While a single energy-saving step may not seem like a big deal, taking several steps can add up to real savings.
Here are tips from the team of Clark Public Utilities energy counselors:
• Thermostat settings. When you’re home and awake, lower your indoor thermostat to 68 degrees. Drop the temperature even lower when you are sleeping or away. For every degree you lower the thermostat for eight hours, you’ll save between 1 and 2 percent on your heating bill. A programmable thermostat automatically adjusts your home’s temperature settings and can save more on energy costs.
If you have zoned heat, turn thermostats to low or off in unused rooms and close the door to the room. Make sure your zoned heat thermostat is accurate. Older units can sometimes be off by 5 to 10 degrees.
For a heat pump, a six degree setback is generally safe, but check with the manufacturer’s recommendations or a heating specialist regarding lowering the thermostat.
• Air sealing. When it comes to inexpensive ways to save energy in your home, air sealing is one of the most cost-effective. That means finding cold drafts and plugging them to keep more heat inside.
Look for air leaks around doors and windows, where plumbing pipes or cables enter the house, around ceiling fixtures and exhaust fans, and where the foundation meets the sill plate. Often, you can see light coming through cracks or feel the outside air seeping in if the areas aren’t sealed tightly. Use canned foam, caulk or weather stripping to block air leaks. Even a rug rolled up in front of a door will help stop drafts.
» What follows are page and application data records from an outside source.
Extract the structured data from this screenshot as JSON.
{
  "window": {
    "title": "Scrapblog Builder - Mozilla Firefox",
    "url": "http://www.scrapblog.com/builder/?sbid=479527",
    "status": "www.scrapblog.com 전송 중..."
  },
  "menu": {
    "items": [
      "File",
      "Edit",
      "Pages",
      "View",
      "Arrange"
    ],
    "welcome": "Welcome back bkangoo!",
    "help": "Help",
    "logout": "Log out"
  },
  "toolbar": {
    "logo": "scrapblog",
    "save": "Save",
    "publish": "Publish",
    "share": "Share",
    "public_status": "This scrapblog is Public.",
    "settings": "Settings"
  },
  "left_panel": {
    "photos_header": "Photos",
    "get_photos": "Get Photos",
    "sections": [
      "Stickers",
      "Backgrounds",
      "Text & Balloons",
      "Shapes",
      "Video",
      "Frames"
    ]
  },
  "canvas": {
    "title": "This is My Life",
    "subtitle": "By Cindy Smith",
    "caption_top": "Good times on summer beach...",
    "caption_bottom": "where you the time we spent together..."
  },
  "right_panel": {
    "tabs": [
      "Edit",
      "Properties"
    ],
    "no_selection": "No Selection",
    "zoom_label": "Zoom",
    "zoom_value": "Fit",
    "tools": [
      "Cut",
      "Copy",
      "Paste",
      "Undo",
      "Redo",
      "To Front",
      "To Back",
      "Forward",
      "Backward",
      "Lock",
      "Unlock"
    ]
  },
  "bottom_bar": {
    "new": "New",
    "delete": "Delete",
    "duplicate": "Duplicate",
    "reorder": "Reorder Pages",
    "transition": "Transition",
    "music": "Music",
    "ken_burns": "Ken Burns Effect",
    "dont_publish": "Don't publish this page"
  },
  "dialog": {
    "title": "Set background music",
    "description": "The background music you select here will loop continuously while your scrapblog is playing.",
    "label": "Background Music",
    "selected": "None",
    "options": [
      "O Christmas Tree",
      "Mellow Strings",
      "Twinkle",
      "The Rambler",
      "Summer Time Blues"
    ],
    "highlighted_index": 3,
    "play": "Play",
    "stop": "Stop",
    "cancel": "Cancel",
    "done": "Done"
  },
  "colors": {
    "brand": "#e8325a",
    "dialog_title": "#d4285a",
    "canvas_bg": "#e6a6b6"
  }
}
Also make sure chimney dampers are tightly closed and unused chimneys are sealed.
• Lighting. Even though Tom Edison’s incandescent light bulb won a nine-month reprieve from Congress last month, you may want to start the conversion anyway. Now-delayed efficiency rules were to require a phase-out of the old bulbs and a phase-in of more efficient bulbs such as compact fluorescent light bulbs or LED lights. Those more-efficient bulbs have a bit more expensive initial cost compared to a less-efficient light. But lower energy usage and a longer life from the new bulbs will make up for the higher purchase price.
Resolve this year to replace your incandescent light bulbs with CFLs or LEDs as they burn out, and start to save.
• Water heating. Heating water is the second-largest energy user in a home, so fix any dripping faucets. Otherwise, you’re wasting water and the energy needed to heat it. After turning off electricity to the water heater at the service panel, set the water heater thermostats to 120 degrees. You might experiment by gradually reducing your water heater thermostat settings to find out what temperature works for you. Most have two thermostats, so be sure to set them both. Put insulation around your water pipes including the inlet and outlet piping above most water heaters.
Only run the dishwasher and clothes washer with full loads. Take showers instead of baths. Wash laundry in cold water, when possible. It all makes a difference over time.
• Heating and cooling tune-up. Check your furnace filters monthly and replace as necessary to keep your system running as efficiently as possible. Service your heating and cooling system annually, just like you do with your car. Schedule a service technician to clean the unit, ensuring that the equipment is running at its most cost-efficient and optimum capacity.
• Energy Star labeling. Buy appliances and electronics with the Energy Star label, which certifies that refrigerators use 15 percent less energy than their non-Energy Star peers, that dishwashers use 25 percent less, and clothes washers use 50 percent less. The orange Energy Forward sticker on TVs also indicates energy efficiency.
Energy Adviser is written by Clark Public Utilities. Send questions to email@example.com or to Energy Adviser, c/o Clark Public Utilities, P.O. Box 8900, Vancouver, WA 98668.